So it is hardly surprising that the agreement signed in September between the US’ Cisco Systems and the government of Jordan made little impression outside the kingdom. Similarly, the national Information & Communications Technology (ICT) forum at which it was announced was largely eclipsed by the fanfare surrounding the GITEX trade fair in Dubai. The last such ICT forum, held in 2002, suffered a similar fate. Yet there was plenty of cause for a bit of fuss – shortly beforehand, global giant Microsoft had announced its first joint venture agreement in the Middle East, with a Jordanian company, Estarta Solutions.
There is more than a little snobbery involved. After all, the UAE is one of the biggest economies in the Middle East and one of its biggest IT markets. As the lavish public receptions that attend GITEX demonstrate, it is also one of the wealthiest. Jordan, by comparison, is tiny in terms of population and productivity. And yet this small desert kingdom is the first country to conclude landmark agreements with two of the biggest corporations in the world.
Like consultancy agreements, strategic partnerships rarely make the front pages for their dollar value. But their impact often goes deeper and lingers longer than more conventional supply or project contracts. ‘It is not just about the relationship between this company and the government,’ Cisco president John Chambers told witnesses to the 13 September signing. ‘It’s really about nation building. Jordan is a model for what others should do – we are planning to put more in here, in terms of scope and long-term investment, than anywhere else in the world.’
So why Jordan? ‘There is an element that big multinationals like to have some ethical investments in their portfolio for the sake of their image – in the case of Cisco and Microsoft, in the education system here,’ says a European economist. ‘But they don’t go looking for charity cases. Jordan genuinely has the potential to become the IT hub of the region, not only in terms of developing software, but developing the IT workforce for the rest of the region. And King Abdullah has done a fabulous job of marketing the place abroad.’
There are some obvious attractions for foreign companies. According to a recent World Bank report, Jordan made the most progress among regional states in improving its investment climate in 2003. An IMF-backed reform programme, bolstered by economic support from the US, has reportedly led to gross domestic product (GDP) growth in the region of 7 per cent this year. But its greatest asset, says the government, is human resources.
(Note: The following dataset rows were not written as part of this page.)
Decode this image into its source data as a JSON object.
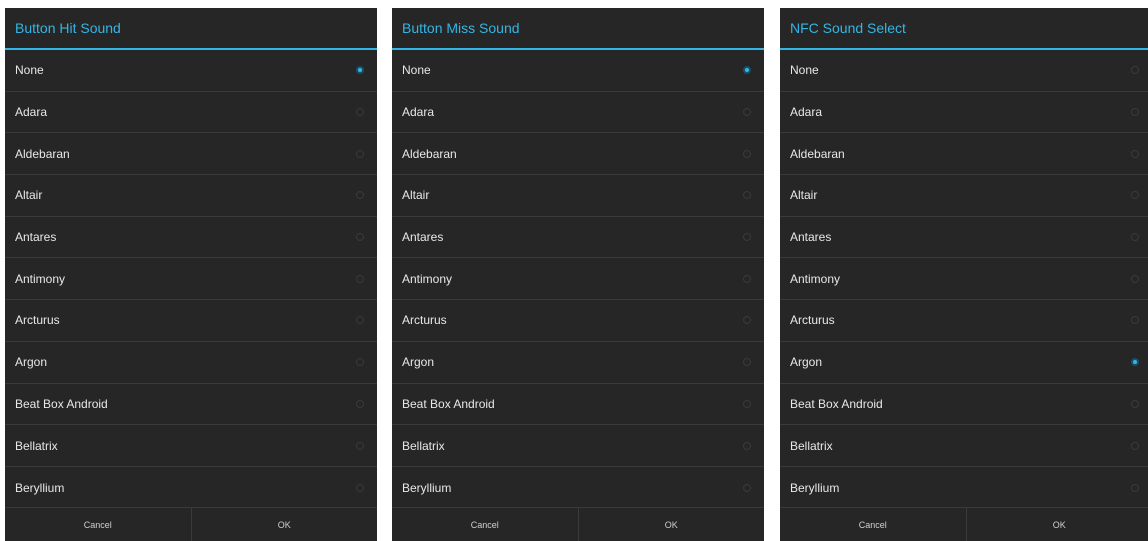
{
  "accent_color": "#33b5e5",
  "dialogs": [
    {
      "title": "Button Hit Sound",
      "selected": "None",
      "items": [
        "None",
        "Adara",
        "Aldebaran",
        "Altair",
        "Antares",
        "Antimony",
        "Arcturus",
        "Argon",
        "Beat Box Android",
        "Bellatrix",
        "Beryllium"
      ],
      "cancel_label": "Cancel",
      "ok_label": "OK"
    },
    {
      "title": "Button Miss Sound",
      "selected": "None",
      "items": [
        "None",
        "Adara",
        "Aldebaran",
        "Altair",
        "Antares",
        "Antimony",
        "Arcturus",
        "Argon",
        "Beat Box Android",
        "Bellatrix",
        "Beryllium"
      ],
      "cancel_label": "Cancel",
      "ok_label": "OK"
    },
    {
      "title": "NFC Sound Select",
      "selected": "Argon",
      "items": [
        "None",
        "Adara",
        "Aldebaran",
        "Altair",
        "Antares",
        "Antimony",
        "Arcturus",
        "Argon",
        "Beat Box Android",
        "Bellatrix",
        "Beryllium"
      ],
      "cancel_label": "Cancel",
      "ok_label": "OK"
    }
  ]
}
‘Managing the transformation has not been easy – changes to the education system always take a school generation to work through, but the $500 million that was earmarked for educational reform back in 2001 is beginning to have an effect,’ says ICT Minister Fawaz Zu’bi. ‘The advantage of us partnering with the private sector for this transformation is that we can match the education system to the requirements of the market, and in doing that there is an automatic process where the increase in innovation itself starts to create new business and new jobs, and an added dimension to the knowledge economy.’
With the help of Microsoft, the ICT Ministry in 2002 launched a project to connect all the kingdom’s public universities, community colleges and schools with high-speed broadband networks by 2006. The recent thre